While we were sipping our cold rosé at an outdoor table, we heard sweet singing coming from a massive wooden door that stood open nearby. Out of curiosity we went in and found ourselves in a cloister, with ivy-clad walls, wooden balconies and a great leaning tree.
There was a concert in progress; a celestial soprano and a pianist were performing to a seated audience. It was the cloister of the seventeenth-century convent of Les Récollets.
For dinner we found a small square, hemmed in by picturesque half-timbered houses and packed with the tables of two separate restaurants. We were lucky to get a table straight away, as later arrivals had to wait on a stone bench against the wall.
At a table near us, four people – three generations of women plus grandpa – were having a celebratory dinner.
They started with two bottles of Champagne, then each had a Carcasse Royale (€25 a plate), a sorry-looking ribcage of a duck, stripped of meat and surrounded by slices of foie gras and cèpes.
It was evidently a delicacy but they did not seem to be getting much nourishment for all their poking and fishing about.

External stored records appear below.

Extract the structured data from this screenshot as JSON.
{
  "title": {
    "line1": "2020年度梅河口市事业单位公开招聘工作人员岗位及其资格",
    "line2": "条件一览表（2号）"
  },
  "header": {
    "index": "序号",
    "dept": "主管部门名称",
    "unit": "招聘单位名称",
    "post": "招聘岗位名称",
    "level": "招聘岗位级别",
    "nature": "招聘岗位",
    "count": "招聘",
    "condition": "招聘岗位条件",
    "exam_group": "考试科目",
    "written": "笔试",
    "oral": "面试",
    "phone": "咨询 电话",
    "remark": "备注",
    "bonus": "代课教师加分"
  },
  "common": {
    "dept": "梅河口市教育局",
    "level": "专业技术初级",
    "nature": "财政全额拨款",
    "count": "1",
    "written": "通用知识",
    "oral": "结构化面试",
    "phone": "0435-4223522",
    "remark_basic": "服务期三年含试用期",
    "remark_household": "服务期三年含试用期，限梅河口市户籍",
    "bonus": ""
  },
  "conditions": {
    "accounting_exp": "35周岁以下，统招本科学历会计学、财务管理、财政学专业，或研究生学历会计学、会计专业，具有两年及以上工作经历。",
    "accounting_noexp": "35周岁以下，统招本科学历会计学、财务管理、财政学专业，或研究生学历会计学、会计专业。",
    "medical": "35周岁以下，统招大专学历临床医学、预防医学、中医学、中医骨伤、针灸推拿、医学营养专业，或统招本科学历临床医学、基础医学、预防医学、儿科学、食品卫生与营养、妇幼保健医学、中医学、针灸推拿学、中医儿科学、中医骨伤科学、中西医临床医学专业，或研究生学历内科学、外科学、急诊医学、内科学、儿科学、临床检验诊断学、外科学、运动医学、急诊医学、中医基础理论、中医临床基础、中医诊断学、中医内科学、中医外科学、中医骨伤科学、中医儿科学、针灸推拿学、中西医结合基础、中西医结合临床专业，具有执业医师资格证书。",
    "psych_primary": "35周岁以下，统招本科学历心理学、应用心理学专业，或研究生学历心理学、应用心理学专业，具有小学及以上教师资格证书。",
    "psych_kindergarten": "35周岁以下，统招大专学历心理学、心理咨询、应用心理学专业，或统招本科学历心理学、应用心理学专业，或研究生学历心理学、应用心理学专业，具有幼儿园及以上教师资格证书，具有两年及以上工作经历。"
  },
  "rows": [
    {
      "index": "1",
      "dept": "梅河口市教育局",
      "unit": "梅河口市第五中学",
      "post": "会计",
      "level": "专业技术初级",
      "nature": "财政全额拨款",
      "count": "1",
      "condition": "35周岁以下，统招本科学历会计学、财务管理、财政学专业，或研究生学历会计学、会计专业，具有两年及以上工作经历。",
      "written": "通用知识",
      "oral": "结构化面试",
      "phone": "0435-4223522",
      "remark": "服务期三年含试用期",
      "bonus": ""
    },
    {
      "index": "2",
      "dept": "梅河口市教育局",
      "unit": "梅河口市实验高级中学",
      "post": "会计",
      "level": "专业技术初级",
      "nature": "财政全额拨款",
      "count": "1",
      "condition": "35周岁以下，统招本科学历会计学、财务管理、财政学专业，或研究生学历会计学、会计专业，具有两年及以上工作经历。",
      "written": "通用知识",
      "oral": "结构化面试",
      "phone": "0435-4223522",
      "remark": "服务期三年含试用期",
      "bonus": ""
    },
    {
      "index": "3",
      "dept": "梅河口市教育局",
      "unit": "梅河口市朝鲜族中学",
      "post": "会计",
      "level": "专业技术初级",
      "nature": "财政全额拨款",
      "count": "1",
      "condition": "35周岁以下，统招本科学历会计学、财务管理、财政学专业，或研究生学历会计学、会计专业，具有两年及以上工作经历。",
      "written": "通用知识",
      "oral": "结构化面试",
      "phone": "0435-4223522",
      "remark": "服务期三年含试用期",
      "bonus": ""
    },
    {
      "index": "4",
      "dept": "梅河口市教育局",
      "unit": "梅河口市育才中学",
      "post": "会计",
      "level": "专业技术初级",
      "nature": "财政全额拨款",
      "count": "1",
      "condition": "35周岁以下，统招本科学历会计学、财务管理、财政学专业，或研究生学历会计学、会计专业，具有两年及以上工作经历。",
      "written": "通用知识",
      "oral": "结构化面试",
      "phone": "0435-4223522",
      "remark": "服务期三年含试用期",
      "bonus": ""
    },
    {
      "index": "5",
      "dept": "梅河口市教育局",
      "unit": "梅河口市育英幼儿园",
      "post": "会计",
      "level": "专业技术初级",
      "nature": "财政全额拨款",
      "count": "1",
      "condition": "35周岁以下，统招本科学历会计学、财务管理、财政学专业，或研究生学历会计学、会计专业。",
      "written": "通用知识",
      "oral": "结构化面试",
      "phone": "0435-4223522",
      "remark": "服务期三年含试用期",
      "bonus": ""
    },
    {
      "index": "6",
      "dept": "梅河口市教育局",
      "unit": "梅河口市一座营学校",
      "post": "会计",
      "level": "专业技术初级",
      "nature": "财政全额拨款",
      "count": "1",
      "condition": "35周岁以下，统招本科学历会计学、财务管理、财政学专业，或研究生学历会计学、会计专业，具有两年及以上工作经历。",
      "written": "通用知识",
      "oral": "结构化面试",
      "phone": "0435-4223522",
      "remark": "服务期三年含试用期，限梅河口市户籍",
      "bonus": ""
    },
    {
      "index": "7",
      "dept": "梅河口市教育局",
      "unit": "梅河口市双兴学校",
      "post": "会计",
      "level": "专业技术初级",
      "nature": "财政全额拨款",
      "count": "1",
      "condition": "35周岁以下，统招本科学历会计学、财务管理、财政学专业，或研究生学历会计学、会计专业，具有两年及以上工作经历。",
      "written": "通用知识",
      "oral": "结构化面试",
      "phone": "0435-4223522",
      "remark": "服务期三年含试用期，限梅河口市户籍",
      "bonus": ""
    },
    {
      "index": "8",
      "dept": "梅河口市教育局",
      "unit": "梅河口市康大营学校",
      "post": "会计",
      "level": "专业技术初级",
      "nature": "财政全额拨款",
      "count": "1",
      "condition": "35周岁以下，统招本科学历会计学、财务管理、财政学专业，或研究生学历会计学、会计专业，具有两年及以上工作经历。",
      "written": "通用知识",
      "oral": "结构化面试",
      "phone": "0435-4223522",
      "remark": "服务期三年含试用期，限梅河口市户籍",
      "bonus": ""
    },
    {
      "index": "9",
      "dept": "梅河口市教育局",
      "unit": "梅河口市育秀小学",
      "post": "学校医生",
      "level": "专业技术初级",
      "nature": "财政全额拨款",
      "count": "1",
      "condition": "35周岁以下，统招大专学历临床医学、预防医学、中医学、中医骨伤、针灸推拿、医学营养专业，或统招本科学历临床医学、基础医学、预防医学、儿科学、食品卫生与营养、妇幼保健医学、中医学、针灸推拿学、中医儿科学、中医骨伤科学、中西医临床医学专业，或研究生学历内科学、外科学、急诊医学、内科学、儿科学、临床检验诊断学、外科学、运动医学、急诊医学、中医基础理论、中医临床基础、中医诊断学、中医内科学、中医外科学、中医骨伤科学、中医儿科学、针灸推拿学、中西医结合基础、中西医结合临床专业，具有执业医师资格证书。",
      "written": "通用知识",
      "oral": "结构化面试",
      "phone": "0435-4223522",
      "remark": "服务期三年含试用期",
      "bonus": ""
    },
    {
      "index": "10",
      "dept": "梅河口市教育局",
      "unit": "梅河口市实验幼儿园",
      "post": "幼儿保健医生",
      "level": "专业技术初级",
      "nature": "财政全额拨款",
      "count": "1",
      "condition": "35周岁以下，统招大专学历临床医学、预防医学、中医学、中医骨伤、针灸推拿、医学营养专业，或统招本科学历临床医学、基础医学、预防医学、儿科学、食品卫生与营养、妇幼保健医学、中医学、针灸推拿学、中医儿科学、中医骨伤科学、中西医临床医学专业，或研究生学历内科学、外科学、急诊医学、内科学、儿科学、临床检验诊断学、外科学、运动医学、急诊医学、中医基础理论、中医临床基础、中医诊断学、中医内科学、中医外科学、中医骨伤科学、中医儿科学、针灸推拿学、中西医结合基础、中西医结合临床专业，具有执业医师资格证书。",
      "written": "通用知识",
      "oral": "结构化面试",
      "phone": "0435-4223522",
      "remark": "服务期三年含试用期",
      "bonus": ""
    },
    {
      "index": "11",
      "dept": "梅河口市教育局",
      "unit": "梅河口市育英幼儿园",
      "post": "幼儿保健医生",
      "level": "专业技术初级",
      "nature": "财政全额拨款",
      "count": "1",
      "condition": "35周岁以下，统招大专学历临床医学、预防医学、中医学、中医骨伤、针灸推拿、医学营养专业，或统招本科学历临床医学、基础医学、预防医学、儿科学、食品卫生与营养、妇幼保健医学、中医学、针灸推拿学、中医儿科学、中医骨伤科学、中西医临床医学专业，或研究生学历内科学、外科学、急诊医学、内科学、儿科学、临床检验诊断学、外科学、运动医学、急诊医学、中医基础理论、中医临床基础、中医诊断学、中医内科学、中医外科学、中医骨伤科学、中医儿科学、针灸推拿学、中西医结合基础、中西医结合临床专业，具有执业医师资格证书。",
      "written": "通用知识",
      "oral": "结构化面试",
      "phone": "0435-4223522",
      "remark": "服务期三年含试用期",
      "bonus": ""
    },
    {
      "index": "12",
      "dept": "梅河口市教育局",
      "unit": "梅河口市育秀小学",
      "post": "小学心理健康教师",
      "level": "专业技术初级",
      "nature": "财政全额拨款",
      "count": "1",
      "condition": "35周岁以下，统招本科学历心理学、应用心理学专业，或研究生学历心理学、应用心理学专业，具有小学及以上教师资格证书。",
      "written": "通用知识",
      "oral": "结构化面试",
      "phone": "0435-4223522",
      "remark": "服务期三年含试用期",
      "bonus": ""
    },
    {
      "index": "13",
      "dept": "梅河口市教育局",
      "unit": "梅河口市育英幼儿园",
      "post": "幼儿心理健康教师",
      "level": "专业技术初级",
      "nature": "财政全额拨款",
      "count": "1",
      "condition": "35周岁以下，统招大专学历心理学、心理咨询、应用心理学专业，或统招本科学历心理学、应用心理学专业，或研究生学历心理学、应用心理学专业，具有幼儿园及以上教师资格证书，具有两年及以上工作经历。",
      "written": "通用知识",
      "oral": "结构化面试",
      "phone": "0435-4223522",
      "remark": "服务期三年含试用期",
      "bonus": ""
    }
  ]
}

We ordered more humbly, the €14 formula, beginning with two substantial salades du berger, piled high with bacon and pieces of Roquefort. To follow we had prime steak with green peppercorn sauce, and then a pastry from the dessert trolley. I chose an apricot tart, but I put it away for tomorrow.
This was the third night in a row that it had been warm enough to eat outside, a record for this year, but during the night there were tremendous thunderstorms and heavy rain.